When asked how she came up with the jackfruit concept, Means says, like so many other adventures in her life, it came to her. Now 54, she often works 13- to 14-hour days, seven days a week. (Her schedule happily fits around that of the doughnut maker, who comes in for the night just as she’s closing up.) Jackfruit Cafe is currently a one-woman show, but Means plans to bringing on prep help after the new year.

She says she couldn’t be happier. “I leave here and I can’t wait to get back. I love what I’m doing.”

2959 Crenshaw Blvd., Jefferson Park, Los Angeles, CA; (818) 694-3050, jackfruitcafe.com.

Source: http://www.laweekly.com/restaurants/felicia-from-friday-now-runs-the-vegan-jackfruit-cafe-out-of-a-kings-donut-in-jefferson-park-8829611

Washington State University Scholar Cornelius Adewlale to be Awarded $100,000 Bullitt Environmental Prize

Cornelius Adewale (photo via seattletimes.com)

via jbhe.com

Cornelius Adewale, a doctoral student in the School of the Environment at Washington State University, has been selected to received the Bullitt Environmental Prize from the Bullitt Foundation. The prize, which comes with a $100,000 grant for continued research, is awarded to individuals who have “extraordinary potential to come powerful and effective leaders in the environmental movement.”

A native of Nigeria, Adewale’s research focuses on improving the environmental impact of agriculture. He hopes to develop methods to reduce chemical fertilizers but produce more food.

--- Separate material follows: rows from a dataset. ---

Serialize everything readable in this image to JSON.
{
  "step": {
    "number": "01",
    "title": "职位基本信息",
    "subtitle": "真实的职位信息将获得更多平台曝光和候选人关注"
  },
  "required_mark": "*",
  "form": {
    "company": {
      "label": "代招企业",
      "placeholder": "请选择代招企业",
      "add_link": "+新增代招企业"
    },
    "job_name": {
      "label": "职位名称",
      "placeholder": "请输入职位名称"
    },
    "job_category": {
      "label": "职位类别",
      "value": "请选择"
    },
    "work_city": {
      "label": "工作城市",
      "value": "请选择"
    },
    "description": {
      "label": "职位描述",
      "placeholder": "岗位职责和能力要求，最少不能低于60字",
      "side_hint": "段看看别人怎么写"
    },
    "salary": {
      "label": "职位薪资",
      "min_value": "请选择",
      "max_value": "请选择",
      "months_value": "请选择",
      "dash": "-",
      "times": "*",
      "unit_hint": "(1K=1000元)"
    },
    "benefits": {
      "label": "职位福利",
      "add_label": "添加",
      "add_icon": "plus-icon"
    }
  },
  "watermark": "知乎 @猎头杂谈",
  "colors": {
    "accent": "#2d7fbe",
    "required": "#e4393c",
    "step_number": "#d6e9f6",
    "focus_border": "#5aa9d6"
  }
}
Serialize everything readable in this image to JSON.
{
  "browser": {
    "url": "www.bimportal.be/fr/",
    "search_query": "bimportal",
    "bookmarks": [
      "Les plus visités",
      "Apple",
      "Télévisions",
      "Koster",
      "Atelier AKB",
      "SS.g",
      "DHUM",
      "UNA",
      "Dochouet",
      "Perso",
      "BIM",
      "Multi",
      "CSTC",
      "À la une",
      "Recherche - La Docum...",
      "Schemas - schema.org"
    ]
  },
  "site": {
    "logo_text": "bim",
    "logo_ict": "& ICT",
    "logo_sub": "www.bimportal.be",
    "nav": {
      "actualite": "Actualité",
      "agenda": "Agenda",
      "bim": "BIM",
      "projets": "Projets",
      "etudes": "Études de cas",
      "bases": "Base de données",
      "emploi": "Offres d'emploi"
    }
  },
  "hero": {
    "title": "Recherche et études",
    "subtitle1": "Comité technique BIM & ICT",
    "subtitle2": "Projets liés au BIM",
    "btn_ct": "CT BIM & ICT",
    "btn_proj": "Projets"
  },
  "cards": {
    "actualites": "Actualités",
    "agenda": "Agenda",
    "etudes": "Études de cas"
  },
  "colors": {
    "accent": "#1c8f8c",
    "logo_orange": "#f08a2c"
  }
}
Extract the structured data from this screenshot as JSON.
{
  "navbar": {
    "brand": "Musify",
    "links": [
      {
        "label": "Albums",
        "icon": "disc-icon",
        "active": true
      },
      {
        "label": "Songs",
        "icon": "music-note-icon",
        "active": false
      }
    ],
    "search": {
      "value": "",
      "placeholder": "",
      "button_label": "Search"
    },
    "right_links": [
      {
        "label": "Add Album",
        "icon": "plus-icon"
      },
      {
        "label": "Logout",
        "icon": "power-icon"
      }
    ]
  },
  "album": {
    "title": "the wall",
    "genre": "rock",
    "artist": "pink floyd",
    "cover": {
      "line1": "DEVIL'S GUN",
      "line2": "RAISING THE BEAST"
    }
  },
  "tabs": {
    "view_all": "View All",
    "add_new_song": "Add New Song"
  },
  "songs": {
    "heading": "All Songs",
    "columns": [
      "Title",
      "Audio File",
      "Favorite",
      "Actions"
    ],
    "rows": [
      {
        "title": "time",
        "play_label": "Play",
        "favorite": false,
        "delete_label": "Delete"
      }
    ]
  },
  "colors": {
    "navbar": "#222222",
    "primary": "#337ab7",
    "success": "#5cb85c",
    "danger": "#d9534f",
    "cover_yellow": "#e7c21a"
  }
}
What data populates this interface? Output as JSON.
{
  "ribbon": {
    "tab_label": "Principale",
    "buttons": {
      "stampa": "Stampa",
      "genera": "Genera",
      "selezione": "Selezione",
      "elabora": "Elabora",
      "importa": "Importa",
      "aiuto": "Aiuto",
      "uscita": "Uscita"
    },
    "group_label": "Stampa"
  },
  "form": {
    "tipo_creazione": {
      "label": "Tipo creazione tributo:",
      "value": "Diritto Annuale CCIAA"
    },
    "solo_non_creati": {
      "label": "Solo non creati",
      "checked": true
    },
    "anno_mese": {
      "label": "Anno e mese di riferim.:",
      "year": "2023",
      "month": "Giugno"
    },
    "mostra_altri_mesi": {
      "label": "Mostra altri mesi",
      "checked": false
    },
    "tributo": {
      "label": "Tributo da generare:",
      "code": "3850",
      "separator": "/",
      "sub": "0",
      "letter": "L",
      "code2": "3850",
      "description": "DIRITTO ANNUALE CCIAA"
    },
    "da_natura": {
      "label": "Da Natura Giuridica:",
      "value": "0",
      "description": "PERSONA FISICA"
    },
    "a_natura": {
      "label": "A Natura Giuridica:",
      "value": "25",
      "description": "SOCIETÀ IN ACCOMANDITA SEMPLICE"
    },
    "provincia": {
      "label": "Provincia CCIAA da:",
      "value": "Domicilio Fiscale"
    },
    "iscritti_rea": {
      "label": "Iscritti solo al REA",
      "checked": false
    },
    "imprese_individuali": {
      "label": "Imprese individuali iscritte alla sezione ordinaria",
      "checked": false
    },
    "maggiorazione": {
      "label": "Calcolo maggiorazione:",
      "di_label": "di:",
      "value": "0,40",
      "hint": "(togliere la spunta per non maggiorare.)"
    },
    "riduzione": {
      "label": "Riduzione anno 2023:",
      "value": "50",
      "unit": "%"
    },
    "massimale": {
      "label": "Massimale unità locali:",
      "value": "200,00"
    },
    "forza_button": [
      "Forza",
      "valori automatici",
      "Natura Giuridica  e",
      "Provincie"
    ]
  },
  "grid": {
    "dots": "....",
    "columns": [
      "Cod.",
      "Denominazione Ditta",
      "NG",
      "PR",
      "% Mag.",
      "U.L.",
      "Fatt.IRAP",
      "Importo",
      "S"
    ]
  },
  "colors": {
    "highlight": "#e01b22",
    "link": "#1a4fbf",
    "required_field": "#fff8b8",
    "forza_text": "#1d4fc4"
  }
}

“Without food in their bellies, people have no time for anything else,” said Denis Hayes, CEO of the Bullitt Foundation. “Cornelius is working at the leading edge of research to find ways to produce more food, even as we fight climate change and dramatically reduce the use of pesticides.”

“I am trying to change the way we farm,” said Adewale.

Source: https://www.jbhe.com/2017/11/washington-state-university-scholar-to-be-awarded-the-bullitt-environmental-prize/

Viola Davis Helps Fight Childhood Hunger as Ambassador for Hunger Is Campaign

Viola Davis (photo via txconferenceforwomen.org)

Julie Zeilinger via mtv.com

Viola Davis has never been afraid to speak out for what’s right — from issues like sexual assault to the lack of diversity in the entertainment industry, and beyond. Now Davis is using her star power to focus on another worthy cause: childhood hunger.

As the Ambassador for the Hunger Is campaign, “The How to Get Away With Murder” star has spearheaded a campaign that has raised more than $20 million since 2014 to help provide meals to children all over the country who normally do not have enough to eat.

“The continued success of this program is not only exciting but it’s a sign of the strength our communities possess to bring about positive change,” Davis said in a press release. “Too many children go without breakfast in this country, and it’s all of our duty to work toward fixing that problem.”

A huge number of American children struggle with hunger every day. In fact, 1 out of every 6 children in America live in a household without consistent access to adequate food and 3 out of 4 K-8 teachers say they regularly see students come to school hungry, according to the Hunger Is campaign.

1 OUT OF EVERY 6 CHILDREN IN AMERICA LIVE IN A HOUSEHOLD WITHOUT CONSISTENT ACCESS TO ADEQUATE FOOD

Providing these hungry kids with even just a daily breakfast can make a huge difference. For example, students who regularly start the day with a healthy breakfast have an average 17.5% increase in standardized math scores, according to Hunger Is.

Everyone can play a part in helping this worthy cause. You can get involved by finding volunteer opportunities in your community.

“I’m honored to lend my voice to this important conversation,” Davis said. “My gratitude goes out to everyone who continues to donate and help spread awareness of childhood hunger in America.”

Source: http://www.mtv.com/news/3046008/viola-davis-childhood-hunger/